With the new administration running the country into the ground, the Upper Crust seem more necessary than ever. Their costumed madness sends up the aristocracy with biting sarcasm and more than a little rock guitar riffage. Bands from Little Richard to the Rolling Stones to Elton John and Lady Gaga have used costume and masquing to magnificent effect, but they have nothing on the gentleman of the Crust. Delusions of Grandeur will arrive on April 7th on their record label Upper Crust, LTD with distribution via Redeye Worldwide, giving the seething nation a much-needed dose of butt-shaking satirical badassery.
Upper Crust began in 1994 as an admittedly frivolous and comical concept, with no expectation but to entertain a few friends, that to everyone’s surprise immediately took on a vigorous momentum of its own that continues to accelerate to this day. Two decades later the band has toured the United States and Europe, appeared on television’s Late Night With Conan O’Brien and the Late Late Show with Craig Ferguson, played with bands like Aerosmith and the Go-Gos and performed at festivals including All Tomorrow’s Parties and Tenacious D’s Festival Supreme. In addition, the band placed a song in Guitar Hero and have written the theme for the History Channel’s American Daredevils; they were also the subject of a full-length documentary film, produced a half-hour pilot for VH1, and were immortalized as animated characters in the children’s TV show Codename: Kids Next Door. Now that they have worked the kinks out, they are ready to take the concept to its natural conclusion, which appears to be no less than massive, worldwide acclaim and, incidentally, riches beyond imagining.

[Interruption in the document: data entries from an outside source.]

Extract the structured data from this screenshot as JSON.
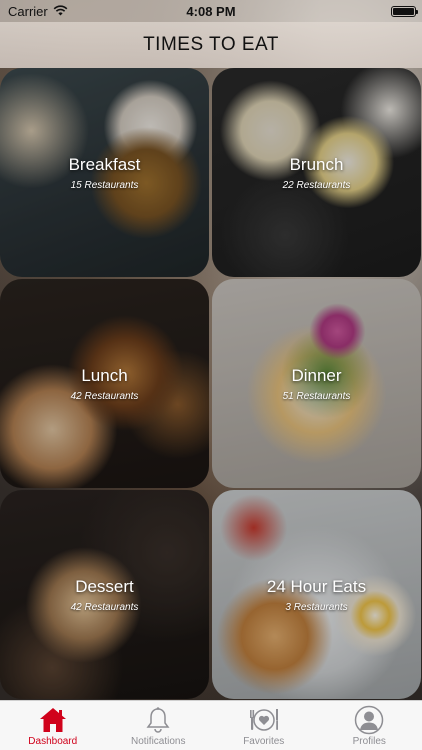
{
  "status_bar": {
    "carrier": "Carrier",
    "time": "4:08 PM",
    "battery_level": 1.0
  },
  "header": {
    "title": "TIMES TO EAT"
  },
  "tiles": [
    {
      "name": "Breakfast",
      "count": "15 Restaurants"
    },
    {
      "name": "Brunch",
      "count": "22 Restaurants"
    },
    {
      "name": "Lunch",
      "count": "42 Restaurants"
    },
    {
      "name": "Dinner",
      "count": "51 Restaurants"
    },
    {
      "name": "Dessert",
      "count": "42 Restaurants"
    },
    {
      "name": "24 Hour Eats",
      "count": "3 Restaurants"
    }
  ],
  "tabbar": {
    "accent": "#d0021b",
    "inactive": "#8e8e93",
    "tabs": [
      {
        "label": "Dashboard",
        "icon": "home-icon",
        "active": true
      },
      {
        "label": "Notifications",
        "icon": "bell-icon",
        "active": false
      },
      {
        "label": "Favorites",
        "icon": "heart-plate-icon",
        "active": false
      },
      {
        "label": "Profiles",
        "icon": "person-icon",
        "active": false
      }
    ]
  }
}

So far the Upper Crust have released five albums: Let Them Eat Rock, The Decline and Fall of the Upper Crust, Once More Into the Breeches, Entitled, and Revenge For Imagined Slights. 2016 saw the release of a split album with friends the Grannies from San Francisco, titled Lords & Ladies.

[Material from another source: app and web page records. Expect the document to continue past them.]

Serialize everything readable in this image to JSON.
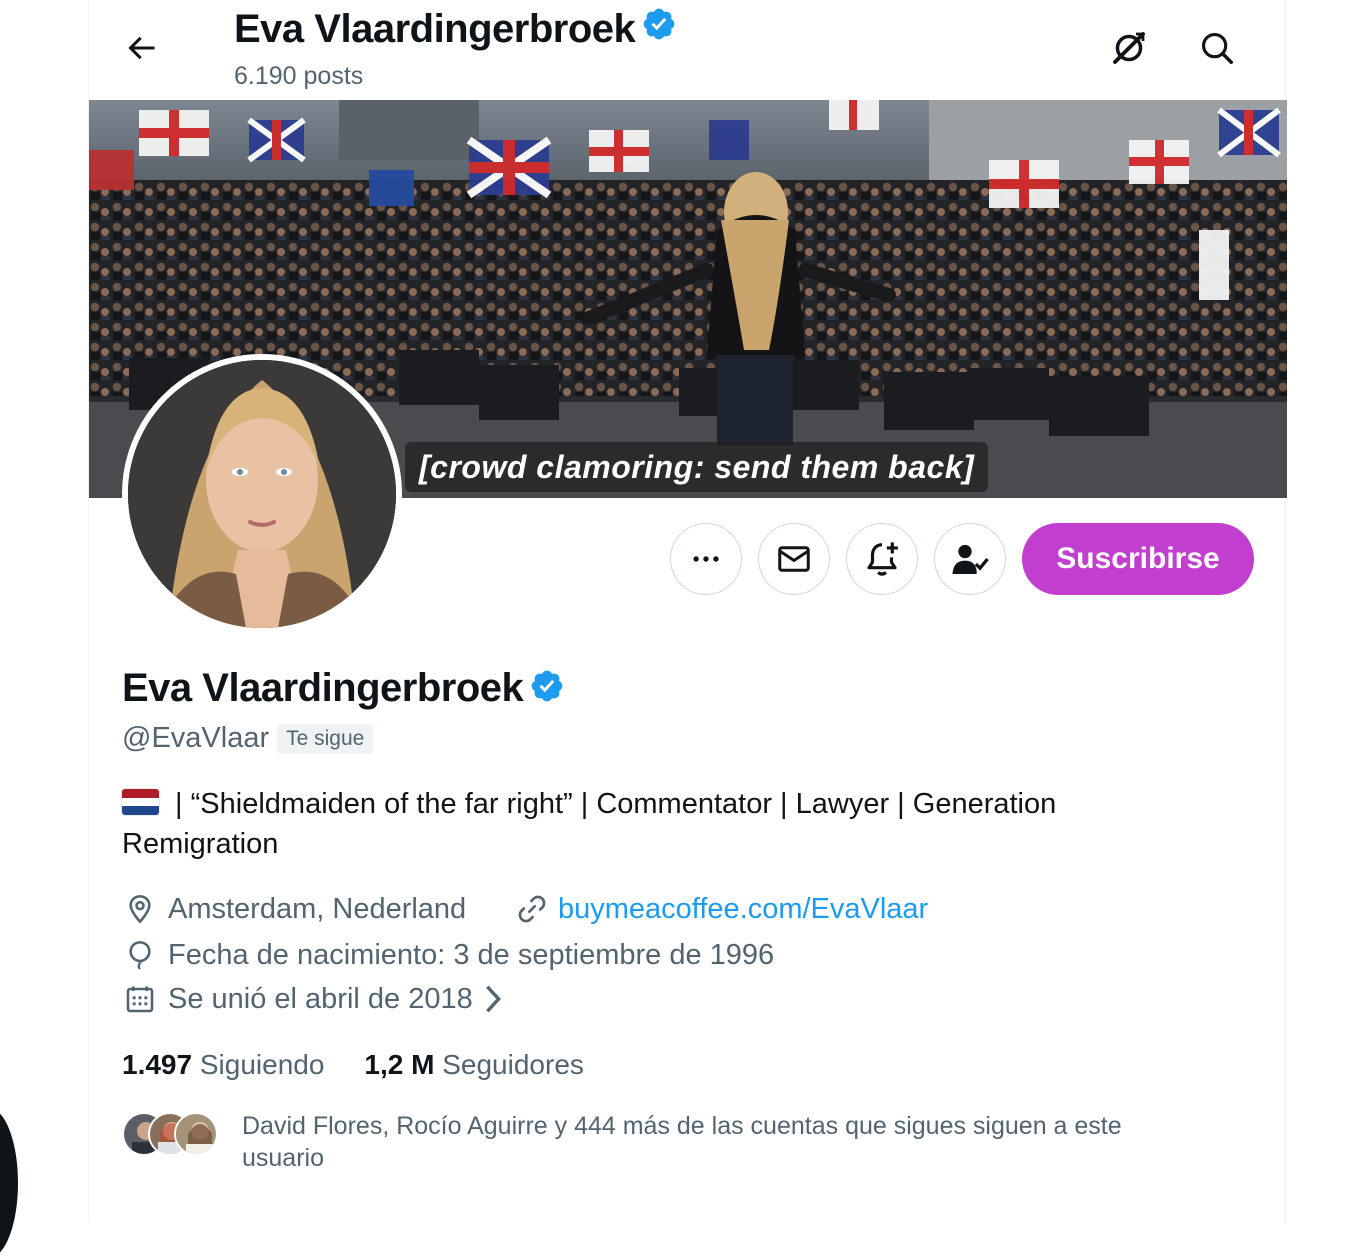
{
  "header": {
    "back_label": "Back",
    "title": "Eva Vlaardingerbroek",
    "posts_count": "6.190 posts"
  },
  "banner": {
    "caption": "[crowd clamoring: send them back]"
  },
  "actions": {
    "subscribe_label": "Suscribirse"
  },
  "profile": {
    "display_name": "Eva Vlaardingerbroek",
    "handle": "@EvaVlaar",
    "follows_you": "Te sigue",
    "bio": " | “Shieldmaiden of the far right” |  Commentator | Lawyer | Generation Remigration",
    "location": "Amsterdam, Nederland",
    "website": "buymeacoffee.com/EvaVlaar",
    "birthday": "Fecha de nacimiento: 3 de septiembre de 1996",
    "joined": "Se unió el abril de 2018"
  },
  "stats": {
    "following_count": "1.497",
    "following_label": "Siguiendo",
    "followers_count": "1,2 M",
    "followers_label": "Seguidores"
  },
  "known_followers": {
    "text": "David Flores, Rocío Aguirre y 444 más de las cuentas que sigues siguen a este usuario"
  },
  "colors": {
    "accent_blue": "#1d9bf0",
    "subscribe_purple": "#c13ece",
    "verified_blue": "#1d9bf0",
    "muted_text": "#536471"
  },
  "icons": {
    "back": "arrow-left-icon",
    "grok": "grok-icon",
    "search": "search-icon",
    "more": "more-dots-icon",
    "message": "envelope-icon",
    "notify": "bell-plus-icon",
    "following": "person-check-icon",
    "location": "location-pin-icon",
    "link": "link-icon",
    "birthday": "balloon-icon",
    "calendar": "calendar-icon",
    "verified": "verified-badge-icon"
  }
}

In the two decades of its existence, the band has won devoted fans around the world and secured beyond dispute its position as the finest purveyor of 18th-Century Rocque and Roll to the most demanding aficionados of the genre. With the release of the new album they are poised to win over those stragglers who have been thus far slow to perceive the seismic cultural shift represented by the Upper Crust. With their powdered wigs and velvet knee breeches the band may be perceived as funny (and maybe the observation is not entirely without merit), but they’re not to be dismissed as a joke—their songwriting, their recordings and their live performances all speak to the fact that the Upper Crust are across the board, by every pertinent criteria, among the best rock, or as they say “rocque,” bands to come along since the invention of the electrical guitar and the steam-powered amplifier.
The band consists of the Lord Bendover and the Duc d’Istortion on guitar, Count Bassie on bass (replacing Lord Rockingham and Marquis Mark, who left the band after the first year to pursue less lofty ambitions) and Jackie Kickassis on drums.
“…merges the cliches of the spoiled rock star and the contemptuous nobleman; its witty rip-offs of AC/DC, Cheap Trick, and the Buzzcocks excoriate the poor and celebrate the pleasures of wealth and dissipation.” Chicago Reader
The Upper Crust www.theuppercrust.org